As you might expect, recycling is a big part of the Zero Waste philosophy. So are reusing and repurposing. The thinking is that we can reduce waste by recycling, reusing, and repurposing as much as possible. If we can successfully stretch everything we produce as far as its limits will allow, we will ultimately produce less in the long run.
3. Systemic Changes Are Required
In order to advance the Zero Waste Concept as far as it will go, systemic changes are needed in how we produce things. For the record, this is something we have been talking about for quite a while at Seraphim Plastics. If we change the way we manufacture and utilize all sorts of plastics, including industrial plastics, we will ultimately be more successful at recycling them. This will help reduce plastic waste.
4. Clean Manufacturing Is Needed

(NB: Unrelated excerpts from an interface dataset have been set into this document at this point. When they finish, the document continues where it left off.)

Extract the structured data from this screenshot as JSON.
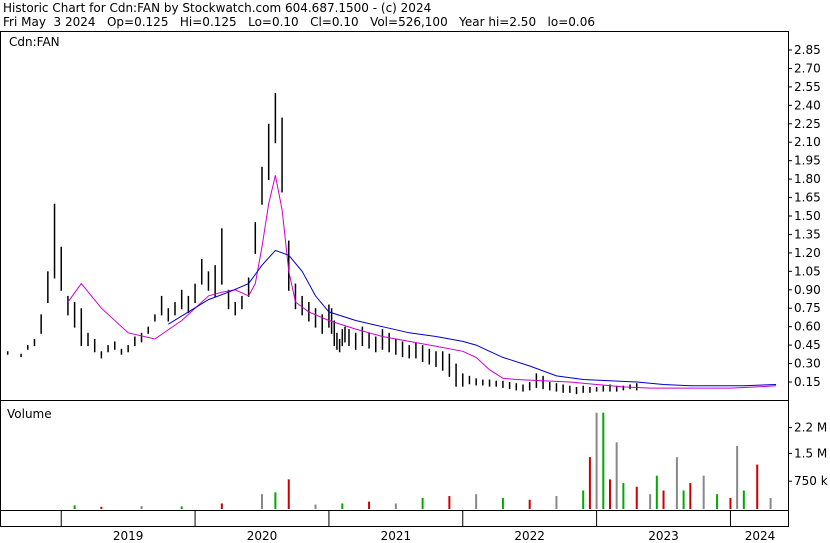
{
  "header": {
    "line1": "Historic Chart for Cdn:FAN by Stockwatch.com 604.687.1500 - (c) 2024",
    "line2": "Fri May  3 2024   Op=0.125   Hi=0.125   Lo=0.10   Cl=0.10   Vol=526,100   Year hi=2.50   lo=0.06"
  },
  "price_panel": {
    "symbol_label": "Cdn:FAN"
  },
  "volume_panel": {
    "label": "Volume"
  },
  "chart_data": [
    {
      "type": "line",
      "title": "Historic Chart for Cdn:FAN",
      "ylim": [
        0,
        3.0
      ],
      "y_ticks": [
        "2.85",
        "2.70",
        "2.55",
        "2.40",
        "2.25",
        "2.10",
        "1.95",
        "1.80",
        "1.65",
        "1.50",
        "1.35",
        "1.20",
        "1.05",
        "0.90",
        "0.75",
        "0.60",
        "0.45",
        "0.30",
        "0.15"
      ],
      "x_ticks": [
        "2019",
        "2020",
        "2021",
        "2022",
        "2023",
        "2024"
      ],
      "series": [
        {
          "type": "bar",
          "x": [
            2018.5,
            2018.6,
            2018.7,
            2018.75,
            2018.8,
            2018.85,
            2018.9,
            2018.95,
            2019.0,
            2019.05,
            2019.1,
            2019.15,
            2019.2,
            2019.25,
            2019.3,
            2019.35,
            2019.4,
            2019.45,
            2019.5,
            2019.55,
            2019.6,
            2019.65,
            2019.7,
            2019.75,
            2019.8,
            2019.85,
            2019.9,
            2019.95,
            2020.0,
            2020.05,
            2020.1,
            2020.15,
            2020.2,
            2020.25,
            2020.3,
            2020.35,
            2020.4,
            2020.45,
            2020.5,
            2020.55,
            2020.6,
            2020.65,
            2020.7,
            2020.75,
            2020.8,
            2020.85,
            2020.9,
            2020.95,
            2021.0,
            2021.02,
            2021.04,
            2021.06,
            2021.08,
            2021.1,
            2021.12,
            2021.15,
            2021.2,
            2021.25,
            2021.3,
            2021.35,
            2021.4,
            2021.45,
            2021.5,
            2021.55,
            2021.6,
            2021.65,
            2021.7,
            2021.75,
            2021.8,
            2021.85,
            2021.9,
            2021.95,
            2022.0,
            2022.05,
            2022.1,
            2022.15,
            2022.2,
            2022.25,
            2022.3,
            2022.35,
            2022.4,
            2022.45,
            2022.5,
            2022.55,
            2022.6,
            2022.65,
            2022.7,
            2022.75,
            2022.8,
            2022.85,
            2022.9,
            2022.95,
            2023.0,
            2023.05,
            2023.1,
            2023.15,
            2023.2,
            2023.25,
            2023.3,
            2023.35,
            2023.4,
            2023.45,
            2023.5,
            2023.55,
            2023.6,
            2023.65,
            2023.7,
            2023.75,
            2023.8,
            2023.85,
            2023.9,
            2023.95,
            2024.0,
            2024.05,
            2024.1,
            2024.15,
            2024.2,
            2024.25,
            2024.3,
            2024.34
          ],
          "high": [
            0.42,
            0.4,
            0.38,
            0.45,
            0.5,
            0.7,
            1.05,
            1.6,
            1.25,
            0.85,
            0.8,
            0.75,
            0.55,
            0.5,
            0.4,
            0.45,
            0.48,
            0.42,
            0.45,
            0.52,
            0.55,
            0.6,
            0.7,
            0.85,
            0.75,
            0.8,
            0.9,
            0.85,
            0.95,
            1.15,
            1.05,
            1.1,
            1.4,
            0.9,
            0.8,
            0.85,
            1.0,
            1.45,
            1.9,
            2.25,
            2.5,
            2.3,
            1.3,
            0.95,
            0.85,
            0.8,
            0.75,
            0.7,
            0.78,
            0.75,
            0.65,
            0.55,
            0.5,
            0.58,
            0.6,
            0.58,
            0.55,
            0.6,
            0.55,
            0.52,
            0.58,
            0.55,
            0.5,
            0.48,
            0.45,
            0.47,
            0.45,
            0.42,
            0.4,
            0.4,
            0.38,
            0.3,
            0.22,
            0.2,
            0.18,
            0.17,
            0.17,
            0.16,
            0.16,
            0.15,
            0.14,
            0.13,
            0.15,
            0.22,
            0.2,
            0.15,
            0.14,
            0.13,
            0.12,
            0.11,
            0.12,
            0.11,
            0.11,
            0.12,
            0.13,
            0.12,
            0.12,
            0.13,
            0.14
          ],
          "low": [
            0.4,
            0.38,
            0.36,
            0.42,
            0.45,
            0.55,
            0.8,
            1.0,
            0.9,
            0.7,
            0.6,
            0.45,
            0.45,
            0.4,
            0.35,
            0.4,
            0.42,
            0.38,
            0.4,
            0.45,
            0.48,
            0.55,
            0.65,
            0.7,
            0.65,
            0.7,
            0.75,
            0.72,
            0.8,
            0.95,
            0.9,
            0.85,
            0.95,
            0.75,
            0.7,
            0.75,
            0.85,
            1.2,
            1.6,
            1.8,
            2.1,
            1.7,
            0.9,
            0.75,
            0.7,
            0.65,
            0.6,
            0.55,
            0.6,
            0.55,
            0.45,
            0.42,
            0.4,
            0.45,
            0.48,
            0.45,
            0.42,
            0.45,
            0.43,
            0.4,
            0.42,
            0.4,
            0.38,
            0.36,
            0.35,
            0.35,
            0.32,
            0.3,
            0.28,
            0.25,
            0.2,
            0.12,
            0.12,
            0.14,
            0.13,
            0.13,
            0.12,
            0.12,
            0.11,
            0.1,
            0.09,
            0.08,
            0.09,
            0.11,
            0.1,
            0.09,
            0.08,
            0.07,
            0.07,
            0.06,
            0.07,
            0.07,
            0.08,
            0.08,
            0.08,
            0.08,
            0.09,
            0.1,
            0.09
          ]
        },
        {
          "name": "",
          "color": "#cc00cc",
          "x": [
            2019.05,
            2019.15,
            2019.3,
            2019.5,
            2019.7,
            2019.9,
            2020.0,
            2020.1,
            2020.2,
            2020.3,
            2020.4,
            2020.45,
            2020.5,
            2020.55,
            2020.6,
            2020.65,
            2020.7,
            2020.75,
            2020.85,
            2021.0,
            2021.2,
            2021.4,
            2021.6,
            2021.8,
            2022.0,
            2022.1,
            2022.2,
            2022.3,
            2022.4,
            2022.6,
            2022.8,
            2023.0,
            2023.2,
            2023.4,
            2023.6,
            2023.8,
            2024.0,
            2024.2,
            2024.34
          ],
          "y": [
            0.8,
            0.95,
            0.75,
            0.55,
            0.5,
            0.65,
            0.75,
            0.85,
            0.88,
            0.9,
            0.85,
            0.95,
            1.25,
            1.6,
            1.83,
            1.55,
            1.05,
            0.8,
            0.72,
            0.65,
            0.58,
            0.52,
            0.48,
            0.44,
            0.4,
            0.35,
            0.25,
            0.18,
            0.17,
            0.16,
            0.15,
            0.13,
            0.11,
            0.1,
            0.1,
            0.1,
            0.1,
            0.11,
            0.12
          ]
        },
        {
          "name": "",
          "color": "#0000cc",
          "x": [
            2019.8,
            2019.95,
            2020.1,
            2020.25,
            2020.4,
            2020.5,
            2020.6,
            2020.7,
            2020.8,
            2020.9,
            2021.0,
            2021.2,
            2021.4,
            2021.6,
            2021.8,
            2022.0,
            2022.1,
            2022.2,
            2022.3,
            2022.5,
            2022.7,
            2022.9,
            2023.1,
            2023.3,
            2023.5,
            2023.7,
            2023.9,
            2024.1,
            2024.34
          ],
          "y": [
            0.62,
            0.72,
            0.82,
            0.88,
            0.95,
            1.1,
            1.22,
            1.18,
            1.05,
            0.85,
            0.72,
            0.65,
            0.6,
            0.55,
            0.52,
            0.48,
            0.45,
            0.4,
            0.35,
            0.28,
            0.2,
            0.17,
            0.16,
            0.15,
            0.13,
            0.12,
            0.12,
            0.12,
            0.13
          ]
        }
      ]
    },
    {
      "type": "bar",
      "title": "Volume",
      "ylim": [
        0,
        2700000
      ],
      "y_ticks": [
        "2.2 M",
        "1.5 M",
        "750 k"
      ],
      "x": [
        2019.1,
        2019.3,
        2019.6,
        2019.9,
        2020.2,
        2020.5,
        2020.6,
        2020.7,
        2020.9,
        2021.1,
        2021.3,
        2021.5,
        2021.7,
        2021.9,
        2022.1,
        2022.3,
        2022.5,
        2022.7,
        2022.9,
        2022.95,
        2023.0,
        2023.05,
        2023.1,
        2023.15,
        2023.2,
        2023.3,
        2023.4,
        2023.45,
        2023.5,
        2023.6,
        2023.65,
        2023.7,
        2023.8,
        2023.9,
        2024.0,
        2024.05,
        2024.1,
        2024.2,
        2024.3
      ],
      "values": [
        100000,
        60000,
        80000,
        70000,
        150000,
        400000,
        450000,
        800000,
        120000,
        150000,
        200000,
        150000,
        300000,
        350000,
        400000,
        300000,
        250000,
        350000,
        500000,
        1400000,
        2600000,
        2600000,
        800000,
        1800000,
        700000,
        600000,
        400000,
        900000,
        500000,
        1400000,
        500000,
        700000,
        900000,
        400000,
        300000,
        1700000,
        500000,
        1200000,
        300000
      ]
    }
  ]
}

The Zero Waste movement relies on changes in manufacturing to help achieve its goals. Simply put, the world needs to adopt clean manufacturing. This may be the hardest step of all. Clean manufacturing is manufacturing that does not produce toxic emissions or waste products that threaten water, land, or air. Likewise, what ultimately comes off the production line is safe, environmentally friendly, and sustainable.
5. It Cannot Eliminate All Waste
Despite Zero Waste’s lofty goals, the most important thing to know is that it cannot eliminate all waste. The laws of both physics and nature dictate as much. As long as there are living creatures on the Earth, waste will be produced. It cannot be helped.
Is this to say that Zero Waste is too lofty a goal to pursue? Absolutely not. We should still do everything we can to reduce the amount of waste we produce. Waste is, by definition, unnecessarily wasteful. The world cannot go wrong by producing less of it.
We are doing our part by recycling industrial plastic waste. If you have plastic waste to recycle, or you are looking to purchase recycled plastic regrind, contact us for more information.